It’s not unusual for popular mobile games to make the jump to consoles. When you’re riding the high of your app having tens of millions of downloads, it seems like the next logical step. Some games have made this transition pretty well, such as Granblue Fantasy: Versus, by increasing the density of their stories and improving upon battle mechanics.
Sometimes, however, the game doesn’t change much at all, and you’re left with a mobile game that plays like a shallow freemium app, despite being twenty dollars and on a console. And that’s where Seven Knights -Time Wanderer- unfortunately sits.
Seven Knights: Time Wanderer – a spin-off of the Seven Knights mobile game – follows heroine Vanessa, the eighth member of the knights. After interacting with a relic in her home as a child, she is transported to a strange place where she is now an adult. With the help of a magical hourglass named Sandy, Vanessa navigates through space and time collecting Time Crystals as she tries to find her way back home and save the friends she has met along the way.
The game consists mostly of turn-based combat. There are fifteen playable characters, and you arrange them in teams of five. It’s important to craft your teams around elemental and defense advantages, because attacks can be annoyingly ineffective at times. This is partially due to each character really only having one attack ability that has to cooldown between uses. Once you get to a level where cooldowns are shorter, you can basically just blast your way through with your major attack and maybe a defense booster. It makes the combat predictable and boring, and I often found myself wishing I could just fast-forward through fights.
Not that there’s anything to fast forward to. The plot is weak and none of the characters are particularly likable or memorable. You travel along a set path, walking from dot to dot with a few cutscenes along the way, so there’s no real exploring to be done. It’s monotonous. Walk, fight, watch a cutscene, repeat. Over and over. It’s incredibly uninteresting.
The game does have one thing going for it, and that’s the voice-acting. It’s well done and I enjoyed listening to the actors do their thing.
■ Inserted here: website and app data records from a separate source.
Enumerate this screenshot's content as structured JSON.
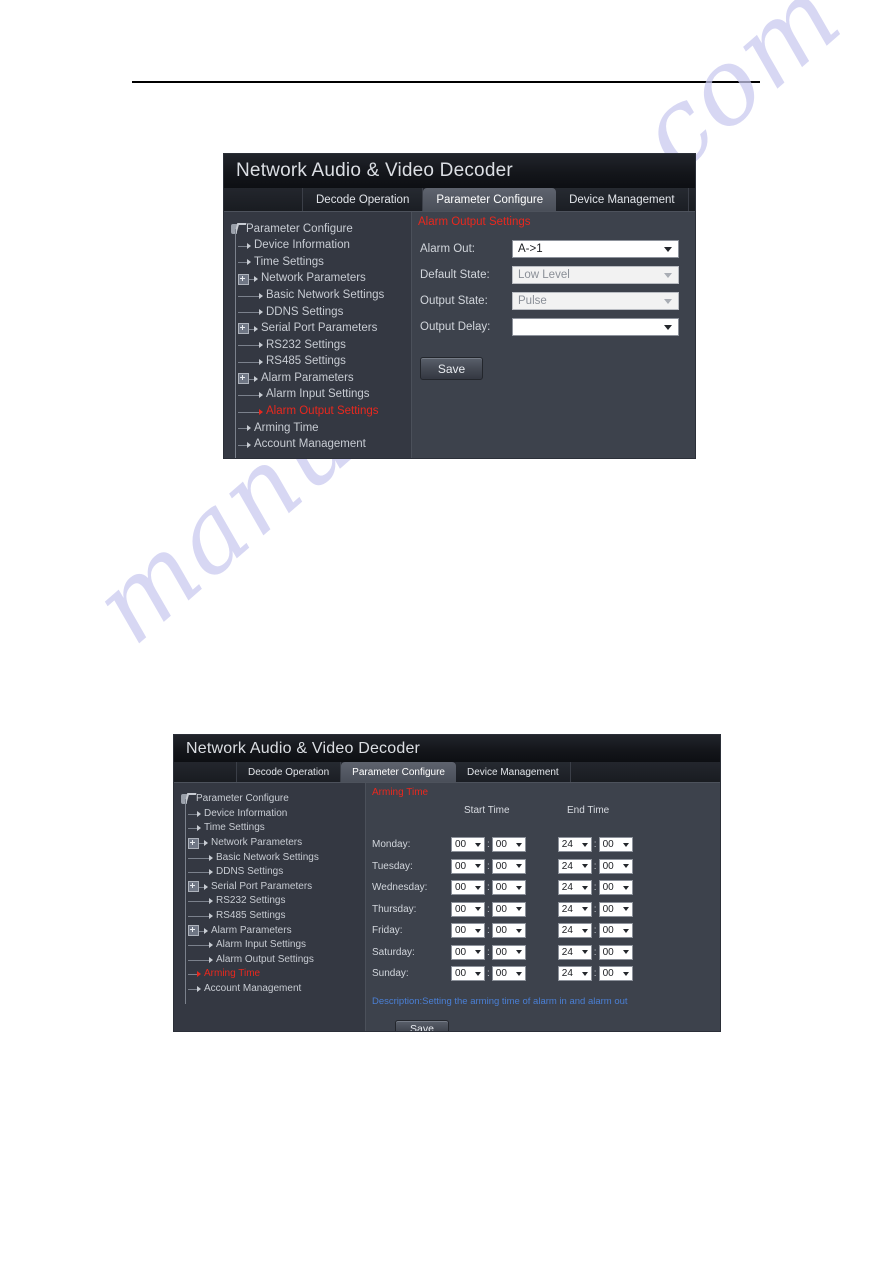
{
  "watermark": {
    "text": "manualshive.com"
  },
  "app": {
    "title": "Network Audio & Video Decoder",
    "tabs": [
      {
        "label": "Decode Operation",
        "active": false
      },
      {
        "label": "Parameter Configure",
        "active": true
      },
      {
        "label": "Device Management",
        "active": false
      }
    ]
  },
  "tree": {
    "root": "Parameter Configure",
    "items": [
      {
        "label": "Device Information",
        "level": 1,
        "expander": "none"
      },
      {
        "label": "Time Settings",
        "level": 1,
        "expander": "none"
      },
      {
        "label": "Network Parameters",
        "level": 1,
        "expander": "plus"
      },
      {
        "label": "Basic Network Settings",
        "level": 2,
        "expander": "none"
      },
      {
        "label": "DDNS Settings",
        "level": 2,
        "expander": "none"
      },
      {
        "label": "Serial Port Parameters",
        "level": 1,
        "expander": "plus"
      },
      {
        "label": "RS232 Settings",
        "level": 2,
        "expander": "none"
      },
      {
        "label": "RS485 Settings",
        "level": 2,
        "expander": "none"
      },
      {
        "label": "Alarm Parameters",
        "level": 1,
        "expander": "plus"
      },
      {
        "label": "Alarm Input Settings",
        "level": 2,
        "expander": "none"
      },
      {
        "label": "Alarm Output Settings",
        "level": 2,
        "expander": "none"
      },
      {
        "label": "Arming Time",
        "level": 1,
        "expander": "none"
      },
      {
        "label": "Account Management",
        "level": 1,
        "expander": "none"
      }
    ]
  },
  "screen1": {
    "selected_tree_label": "Alarm Output Settings",
    "section_title": "Alarm Output Settings",
    "fields": [
      {
        "label": "Alarm Out:",
        "value": "A->1",
        "disabled": false
      },
      {
        "label": "Default State:",
        "value": "Low Level",
        "disabled": true
      },
      {
        "label": "Output State:",
        "value": "Pulse",
        "disabled": true
      },
      {
        "label": "Output Delay:",
        "value": "",
        "disabled": false
      }
    ],
    "save_label": "Save"
  },
  "screen2": {
    "selected_tree_label": "Arming Time",
    "section_title": "Arming Time",
    "columns": {
      "start": "Start Time",
      "end": "End Time"
    },
    "rows": [
      {
        "day": "Monday:",
        "start_h": "00",
        "start_m": "00",
        "end_h": "24",
        "end_m": "00"
      },
      {
        "day": "Tuesday:",
        "start_h": "00",
        "start_m": "00",
        "end_h": "24",
        "end_m": "00"
      },
      {
        "day": "Wednesday:",
        "start_h": "00",
        "start_m": "00",
        "end_h": "24",
        "end_m": "00"
      },
      {
        "day": "Thursday:",
        "start_h": "00",
        "start_m": "00",
        "end_h": "24",
        "end_m": "00"
      },
      {
        "day": "Friday:",
        "start_h": "00",
        "start_m": "00",
        "end_h": "24",
        "end_m": "00"
      },
      {
        "day": "Saturday:",
        "start_h": "00",
        "start_m": "00",
        "end_h": "24",
        "end_m": "00"
      },
      {
        "day": "Sunday:",
        "start_h": "00",
        "start_m": "00",
        "end_h": "24",
        "end_m": "00"
      }
    ],
    "time_separator": ":",
    "description": "Description:Setting the arming time of alarm in and alarm out",
    "save_label": "Save"
  }
}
However, nothing else in the game measures up. The graphics are nice during cutscenes, but other times they’re grainy and done in an unpleasant 3D style. The dialogue is bland. The combat isn’t very engaging. It’s mediocre in almost every way.
Seven Knights -Time Wanderer- doesn’t even make an attempt to be a passable console game. It lacks the expansions and depth that made similar games so successful and instead plays just like its counterpart on the app stores of the world. With a weak plot, little to no game play outside of fighting, and poor combat, it simply isn’t worth playing – even if you’re a fan of the franchise. My recommendation? Don’t let this one wander off with your time and money; just download the mobile game.